Hong Kong became an autonomous region after Britain ceded it to China in 1997. This would have allowed Hong Kong to a full democratic vote over their Chief Executive by 2017.
Then, in August of 2014, China went back on what they had previously said by only allowing them to choose from a select few pre-screened candidates. Students started walk-outs and protesting in front of the government buildings on Friday, Sept. 26.
A crowd of students had swelled when police began using tear gas and pepper spray on the protesters on Sunday, Sept. 28. The protestors used hand-made face masks and umbrellas as protection, giving the protest the name “The Umbrella Revolution.”
The protest gained significant support on Monday as they continued to block main roads in the center of Hong Kong’s economic district. The standoff between the people and the government of Hong Kong continues.
This civilian protest could have many possible direct impacts on Kalamazoo. For example, the Study Abroad in Hong Kong could be hindered by possible violence or riots. Visiting international as well as four-year international students may be more or less frequent based on the outcome of the events as well.
As for the reaction of K, students and faculty had their own opinions and thoughts on the matter, and some names were changed in this article for protection.
A K student, who asked not to be identified for security reasons, is studying abroad in Hong Kong. She attended the protests on Monday evening.
“I honestly have never seen so many people come together for a common cause in my life. It was really inspiring,” she said. “The people here were all very straightforward and I feel like they were doing this in a very organized way,” referring to how the protest is being run.
The student also mentioned that the protests might dent Hong Kong’s economy because the local shops are closing. As a student studying abroad, she said her experience so far in Hong Kong “is something that I’ll remember for the rest of my life.”
Katherine C., a visiting international student from Hong Kong said she supports the protestors. She described it as peaceful as well as rational, and she mentioned the organization and the one, central idea behind the protests: democracy. When asked about the economic possibilities of a sit-in such as this, C. replied, “The whole process is for the future.” She also commented that it may lead to “Temporary” economic insecurity.
When a few of the international students from mainland China were asked about their views on the Umbrella Revolution, they were unaware of the protests. This could be due to severe censorship of Media coverage, such as Instagram and Weibo (China’s Twitter). When they tried to look up the protests on Baidu (a Chinese web service) there were absolutely no search results relating to the revolution.

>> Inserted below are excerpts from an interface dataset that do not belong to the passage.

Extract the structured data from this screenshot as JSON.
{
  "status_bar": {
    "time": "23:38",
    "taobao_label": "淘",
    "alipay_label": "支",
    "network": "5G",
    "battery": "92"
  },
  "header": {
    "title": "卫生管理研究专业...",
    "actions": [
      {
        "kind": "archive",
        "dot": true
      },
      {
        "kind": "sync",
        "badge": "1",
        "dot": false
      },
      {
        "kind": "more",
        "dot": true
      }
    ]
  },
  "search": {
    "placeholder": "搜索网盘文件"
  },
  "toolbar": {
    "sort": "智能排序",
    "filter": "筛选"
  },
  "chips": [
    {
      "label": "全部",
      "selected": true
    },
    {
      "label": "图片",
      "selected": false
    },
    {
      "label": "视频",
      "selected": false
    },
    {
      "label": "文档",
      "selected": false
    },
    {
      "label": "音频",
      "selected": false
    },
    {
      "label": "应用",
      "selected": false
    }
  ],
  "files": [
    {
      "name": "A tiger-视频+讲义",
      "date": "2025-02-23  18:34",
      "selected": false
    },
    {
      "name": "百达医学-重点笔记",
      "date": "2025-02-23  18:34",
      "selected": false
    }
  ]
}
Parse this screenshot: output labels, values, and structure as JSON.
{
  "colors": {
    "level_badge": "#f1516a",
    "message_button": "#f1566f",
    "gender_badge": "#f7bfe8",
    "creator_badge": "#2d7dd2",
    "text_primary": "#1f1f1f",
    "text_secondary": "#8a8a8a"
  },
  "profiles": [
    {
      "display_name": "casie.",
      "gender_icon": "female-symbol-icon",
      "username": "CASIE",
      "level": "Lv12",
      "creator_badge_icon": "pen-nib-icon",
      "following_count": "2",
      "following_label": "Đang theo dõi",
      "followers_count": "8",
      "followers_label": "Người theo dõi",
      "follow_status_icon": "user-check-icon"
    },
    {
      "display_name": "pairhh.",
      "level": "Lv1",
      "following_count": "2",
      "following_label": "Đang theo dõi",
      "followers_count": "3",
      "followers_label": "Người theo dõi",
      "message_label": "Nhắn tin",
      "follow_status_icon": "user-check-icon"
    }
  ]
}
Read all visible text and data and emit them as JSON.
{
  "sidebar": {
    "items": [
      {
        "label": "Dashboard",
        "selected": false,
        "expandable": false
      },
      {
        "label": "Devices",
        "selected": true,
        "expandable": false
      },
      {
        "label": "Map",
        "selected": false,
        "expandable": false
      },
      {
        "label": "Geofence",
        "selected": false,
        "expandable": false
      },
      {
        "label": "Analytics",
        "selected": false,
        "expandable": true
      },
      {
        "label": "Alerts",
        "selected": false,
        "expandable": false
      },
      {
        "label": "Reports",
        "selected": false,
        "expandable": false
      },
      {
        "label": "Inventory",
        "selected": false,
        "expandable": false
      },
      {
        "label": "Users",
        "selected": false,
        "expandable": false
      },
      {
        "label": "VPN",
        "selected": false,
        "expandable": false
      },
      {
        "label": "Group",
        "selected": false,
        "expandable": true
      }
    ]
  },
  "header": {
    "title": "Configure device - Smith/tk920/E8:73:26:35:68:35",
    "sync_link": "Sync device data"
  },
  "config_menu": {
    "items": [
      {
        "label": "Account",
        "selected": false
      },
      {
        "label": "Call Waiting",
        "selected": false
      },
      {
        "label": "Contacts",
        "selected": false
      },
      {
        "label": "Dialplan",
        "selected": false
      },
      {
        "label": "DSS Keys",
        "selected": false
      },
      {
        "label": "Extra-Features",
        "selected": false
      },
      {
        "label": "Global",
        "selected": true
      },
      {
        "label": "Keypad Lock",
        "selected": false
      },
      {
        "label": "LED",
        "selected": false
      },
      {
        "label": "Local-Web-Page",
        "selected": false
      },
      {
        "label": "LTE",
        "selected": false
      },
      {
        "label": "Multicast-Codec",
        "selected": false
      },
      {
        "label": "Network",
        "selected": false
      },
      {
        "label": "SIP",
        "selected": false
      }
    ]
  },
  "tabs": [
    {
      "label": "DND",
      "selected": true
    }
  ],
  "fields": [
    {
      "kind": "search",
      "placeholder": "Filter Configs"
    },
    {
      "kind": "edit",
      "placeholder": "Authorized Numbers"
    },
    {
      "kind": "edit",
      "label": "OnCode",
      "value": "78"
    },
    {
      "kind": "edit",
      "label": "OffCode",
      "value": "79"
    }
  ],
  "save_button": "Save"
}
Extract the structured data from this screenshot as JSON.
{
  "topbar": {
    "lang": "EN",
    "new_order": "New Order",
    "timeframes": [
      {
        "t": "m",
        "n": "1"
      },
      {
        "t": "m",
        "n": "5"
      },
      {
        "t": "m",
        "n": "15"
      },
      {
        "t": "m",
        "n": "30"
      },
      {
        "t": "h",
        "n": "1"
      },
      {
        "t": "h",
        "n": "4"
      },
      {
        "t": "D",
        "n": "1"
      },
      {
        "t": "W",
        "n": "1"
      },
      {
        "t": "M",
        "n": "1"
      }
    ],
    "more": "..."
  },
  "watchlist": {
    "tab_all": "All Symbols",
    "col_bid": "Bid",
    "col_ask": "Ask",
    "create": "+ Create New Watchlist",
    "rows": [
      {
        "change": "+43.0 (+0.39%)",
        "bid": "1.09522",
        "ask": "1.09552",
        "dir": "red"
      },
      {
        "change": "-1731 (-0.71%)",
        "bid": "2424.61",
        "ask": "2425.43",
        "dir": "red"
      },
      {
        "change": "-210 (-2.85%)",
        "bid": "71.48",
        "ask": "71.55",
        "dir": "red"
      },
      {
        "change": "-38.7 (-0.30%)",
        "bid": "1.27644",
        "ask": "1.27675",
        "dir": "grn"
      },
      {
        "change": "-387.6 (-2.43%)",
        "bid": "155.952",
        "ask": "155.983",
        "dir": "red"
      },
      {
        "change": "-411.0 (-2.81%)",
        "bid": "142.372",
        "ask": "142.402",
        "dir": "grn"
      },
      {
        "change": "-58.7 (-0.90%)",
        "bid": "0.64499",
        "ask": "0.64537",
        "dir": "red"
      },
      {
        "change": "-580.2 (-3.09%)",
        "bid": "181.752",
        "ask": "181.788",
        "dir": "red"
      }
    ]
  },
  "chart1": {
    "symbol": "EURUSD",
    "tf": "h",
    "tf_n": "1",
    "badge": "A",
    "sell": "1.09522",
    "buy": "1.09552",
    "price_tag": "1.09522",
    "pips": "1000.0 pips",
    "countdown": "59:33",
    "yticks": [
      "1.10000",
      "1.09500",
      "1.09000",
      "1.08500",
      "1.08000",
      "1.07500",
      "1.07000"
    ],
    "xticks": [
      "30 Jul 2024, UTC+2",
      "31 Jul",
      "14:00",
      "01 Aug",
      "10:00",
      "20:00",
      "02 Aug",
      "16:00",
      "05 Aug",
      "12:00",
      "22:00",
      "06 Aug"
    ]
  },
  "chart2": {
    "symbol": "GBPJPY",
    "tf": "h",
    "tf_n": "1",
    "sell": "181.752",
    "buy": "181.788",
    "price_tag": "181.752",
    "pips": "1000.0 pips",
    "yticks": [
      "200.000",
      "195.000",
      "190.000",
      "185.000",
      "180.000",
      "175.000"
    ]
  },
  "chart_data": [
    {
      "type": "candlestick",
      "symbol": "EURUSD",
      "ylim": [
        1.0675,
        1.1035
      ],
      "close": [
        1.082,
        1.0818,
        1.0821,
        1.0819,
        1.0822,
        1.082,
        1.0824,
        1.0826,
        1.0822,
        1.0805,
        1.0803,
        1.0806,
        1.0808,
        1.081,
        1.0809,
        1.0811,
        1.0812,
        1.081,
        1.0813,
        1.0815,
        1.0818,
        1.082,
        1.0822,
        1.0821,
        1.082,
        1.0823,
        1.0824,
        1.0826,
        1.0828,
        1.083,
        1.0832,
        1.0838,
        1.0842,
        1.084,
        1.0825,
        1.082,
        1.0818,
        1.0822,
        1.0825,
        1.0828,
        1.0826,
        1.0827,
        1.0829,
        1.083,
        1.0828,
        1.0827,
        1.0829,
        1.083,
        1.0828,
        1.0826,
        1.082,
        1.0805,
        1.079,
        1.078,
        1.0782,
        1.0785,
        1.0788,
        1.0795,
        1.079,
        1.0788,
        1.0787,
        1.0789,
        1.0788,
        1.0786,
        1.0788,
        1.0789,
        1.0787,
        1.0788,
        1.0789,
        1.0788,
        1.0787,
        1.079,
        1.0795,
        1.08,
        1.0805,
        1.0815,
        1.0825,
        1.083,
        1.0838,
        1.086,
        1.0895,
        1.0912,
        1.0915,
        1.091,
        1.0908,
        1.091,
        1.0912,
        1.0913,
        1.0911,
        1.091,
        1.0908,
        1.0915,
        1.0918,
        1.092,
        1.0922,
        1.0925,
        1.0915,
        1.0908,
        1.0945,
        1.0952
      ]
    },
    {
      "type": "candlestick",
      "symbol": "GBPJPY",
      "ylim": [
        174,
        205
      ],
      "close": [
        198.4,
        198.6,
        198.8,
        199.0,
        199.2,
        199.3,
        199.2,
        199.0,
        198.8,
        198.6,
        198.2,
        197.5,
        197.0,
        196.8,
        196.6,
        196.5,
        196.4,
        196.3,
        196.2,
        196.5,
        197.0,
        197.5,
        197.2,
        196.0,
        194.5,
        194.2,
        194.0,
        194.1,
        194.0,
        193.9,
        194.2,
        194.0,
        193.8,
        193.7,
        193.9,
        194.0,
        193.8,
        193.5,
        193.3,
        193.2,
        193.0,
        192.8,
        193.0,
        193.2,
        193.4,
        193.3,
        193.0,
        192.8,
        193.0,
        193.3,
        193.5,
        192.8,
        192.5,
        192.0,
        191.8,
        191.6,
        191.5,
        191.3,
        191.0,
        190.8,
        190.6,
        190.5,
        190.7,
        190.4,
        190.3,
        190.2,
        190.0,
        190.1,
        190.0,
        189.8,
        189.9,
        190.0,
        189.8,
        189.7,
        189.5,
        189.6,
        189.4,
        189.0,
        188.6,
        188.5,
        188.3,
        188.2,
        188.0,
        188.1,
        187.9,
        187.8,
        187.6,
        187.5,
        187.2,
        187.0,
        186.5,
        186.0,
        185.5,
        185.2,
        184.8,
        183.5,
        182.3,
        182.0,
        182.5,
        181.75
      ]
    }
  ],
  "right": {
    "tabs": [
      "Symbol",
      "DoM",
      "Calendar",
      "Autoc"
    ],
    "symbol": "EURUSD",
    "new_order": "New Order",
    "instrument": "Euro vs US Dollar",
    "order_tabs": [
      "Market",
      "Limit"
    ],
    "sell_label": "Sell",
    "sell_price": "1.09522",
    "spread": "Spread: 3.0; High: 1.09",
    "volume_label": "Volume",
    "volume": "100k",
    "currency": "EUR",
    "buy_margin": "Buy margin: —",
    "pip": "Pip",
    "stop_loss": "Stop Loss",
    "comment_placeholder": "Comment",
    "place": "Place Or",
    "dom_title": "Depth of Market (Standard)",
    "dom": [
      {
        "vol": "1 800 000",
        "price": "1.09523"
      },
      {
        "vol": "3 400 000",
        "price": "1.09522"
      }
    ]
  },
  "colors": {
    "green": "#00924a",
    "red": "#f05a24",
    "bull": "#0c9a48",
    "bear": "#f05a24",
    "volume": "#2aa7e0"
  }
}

“The University in Hong Kong is still operational”, Margaret Wiedenhoeft, Associate Director for the CIP in China, said. She continued to talk about keeping the students aware of the current situation to ensure the safety of those involved in Study Abroad.
“We actually encourage students not to participate in local political movements,” Wiedenhoeft said, due to the fact that the Kalamazoo doesn’t know how the authorities will react to the protests. Wiedenhoeft said, “It’s hard to predict the final outcome,” speaking about the future of the Study Abroad programs in China in relation to the revolution.
Dr. Dennis Frost, Associate Professor of East Asian Social Sciences, generally sided with the protesters in Hong Kong. “The Hong Kong Stock Market has dipped,” said Frost, “And even on [a] local impact level, you’re going to have some economic consequences.”
Frost also gave some insight about the protest saying that it does fit into a larger picture of Chinese protests even before Tiananmen Square and how it follows the same patterns as well.
Hong Kong’s deadlock with its government is heading into its first full week of protests. Hopefully they will arrive at changes to improve relations between Hong Kong and China.